Racing against the clock

Laura-Ann Chin, a chemical engineering freshman, was a part of a team that created a car that runs on chemical reactions for an American Institute of Chemical Engineering competition.

Laura-Ann Chin, a chemical engineering freshman, was a part of a team that created a car that runs on chemical reactions for an American Institute of Chemical Engineering competition.

Justin Adler

Five chemical engineering students put in as much effort as their strenuous school schedules would allow this semester to build a chemically powered model car.

Trying to perfect several chemical equations in a week’s time proved too much, however, and the team was unable to have a car ready for the March 23 American Institute of Chemical Engineering (AIChE) Chem-E-Car competition held at Arizona State University.

“”We gave it our best shot,”” said Laura-Ann Chin, a chemical engineering freshman. “”We were trying to cram a year’s worth of work into a month or so.””

The team worked more than three hours a day during the week leading up to the competition.

Their initial blueprints for the car included timing and mechanical devices – both prohibited in the 15-page list of AIChE Chem-E-Car competition rules.

The students eventually decided to use a combination of hydrogen peroxide and catalase to produce a gas that would run through a tube filled with a conductive solution.
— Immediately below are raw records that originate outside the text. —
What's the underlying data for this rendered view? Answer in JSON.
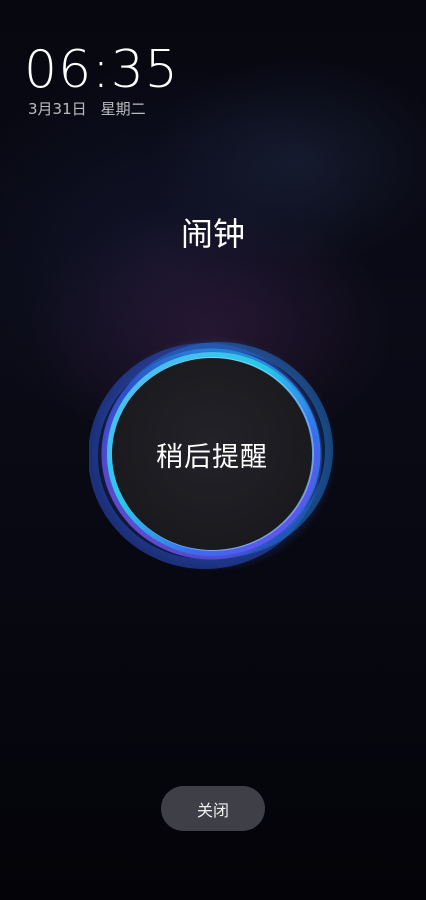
{
  "lockscreen": {
    "time": "06:35",
    "date": "3月31日",
    "weekday": "星期二"
  },
  "alarm": {
    "title": "闹钟",
    "snooze_label": "稍后提醒",
    "close_label": "关闭"
  },
  "colors": {
    "ring_cyan": "#27c9e9",
    "ring_blue": "#3a6cf0",
    "ring_purple": "#7a46e6",
    "button_fill": "#1c1c21",
    "close_button_bg": "#46464e"
  }
}
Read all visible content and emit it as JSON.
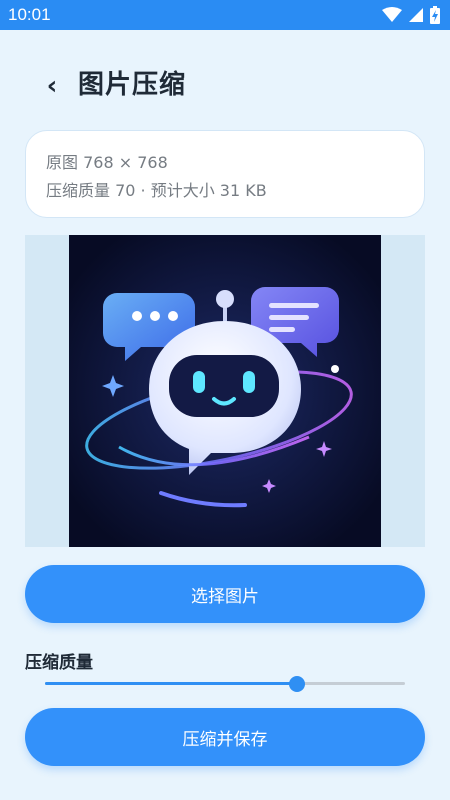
{
  "status_bar": {
    "time": "10:01",
    "icons": [
      "wifi-icon",
      "signal-icon",
      "battery-charging-icon"
    ]
  },
  "header": {
    "back_icon": "chevron-left-icon",
    "back_glyph": "‹",
    "title": "图片压缩"
  },
  "info": {
    "original": "原图 768 × 768",
    "compressed": "压缩质量 70 · 预计大小 31 KB"
  },
  "preview": {
    "image_subject": "robot-chat-illustration"
  },
  "buttons": {
    "select_label": "选择图片",
    "save_label": "压缩并保存"
  },
  "quality": {
    "label": "压缩质量",
    "value": 70
  },
  "colors": {
    "accent": "#3391fa",
    "status_bar": "#2a8cf3",
    "background": "#e8f4fd"
  }
}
The conductive fluid would then close a circuit that was connected to the battery and motor.

The students manufactured every part of the car themselves with the exception of the circuit board and body of the car, which was based off a remote-control car they bought from a toy store.

Unfortunately, the system was unable to power the car for more than “”one-second bursts,””said Tristan Day, a chemical engineering sophomore.

Chin said the battery was one of the main problems with the project.

“”Our battery was reading 0.1 volts instead of six volts,”” she said.

Additionally, sulfuric acid decomposed the glue that kept the battery plates in place, transforming the battery into a simple conductor, Day said.

The second major problem was the team’s inability to create a constant flow in the tube that held the conductive solution.

“”We shouldn’t have had the circuit connect directly to the main motor; it should’ve instead powered another switch,”” Day said. “”We needed another few weeks.””

Wayne Wesolowski, a UA chemistry lecturer who gave some last-minute advice to the team, said, “”Research is 99 percent failure. That’s routine for research.””

The students worked on the car almost entirely by themselves, with little help from UA professors and mechanical specialists.

“”The only thing I really helped them with was what materials to use,”” said Lorenzo Lujan, the chemical environmental department staff engineer. “”I’m just impressed with the students taking the time to build this on their own.””

Said Cayci Johns, a chemical engineering junior: “”I didn’t know we had the (regional championships) coming up this soon, I was intending on having the entirety of this semester and the summer to work on (the project).””

Johns estimated the car cost under $100, which will be funded by the chemical engineering department and donations from local companies. Students were allowed to use up to $2,000 under competition rules.

Had the students made it to the competition, they would have received a set amount of water their car would have to carry, varying between zero and 500 milliliters. The car also must travel a distance determined at the competition ranging from 50 to 100 feet.

The team whose car travels the closest to the finish line without going over wins a $2,000 cash prize. Additionally, those who finish in first through third place will be eligible to compete in the Oct. 27 AIChE Chem-E-Car Competition National Championships in San Francisco.

This is the second year Arizona has attempted to create a car for the competition.

“”Last year’s team was made up of seniors who never got their project off the ground,”” Johns said. “”They left us with just a little scrap metal and nothing really to work with.””

Johns kept track of the 2006 team and decided to assist the project this year to see if she could help create a car that would be ready for competition.

This year’s team was made up of Chin, Day, Johns, and sophomores Mark Sholin and Chandra Khatri. They began working on the project in mid-January.

“”It would have been nice if we had some other fields of engineers help us out,”” Day said.

All of the current members plan on continuing their design and having it ready for next year’s competition.

The regional competition consisted of 30 other teams from colleges in the Rocky Mountain region.

Despite the setbacks, Chin said she had a great time working on the car and applying the material she learned from the classroom to the real world.

“”School’s not all about books,”” she said.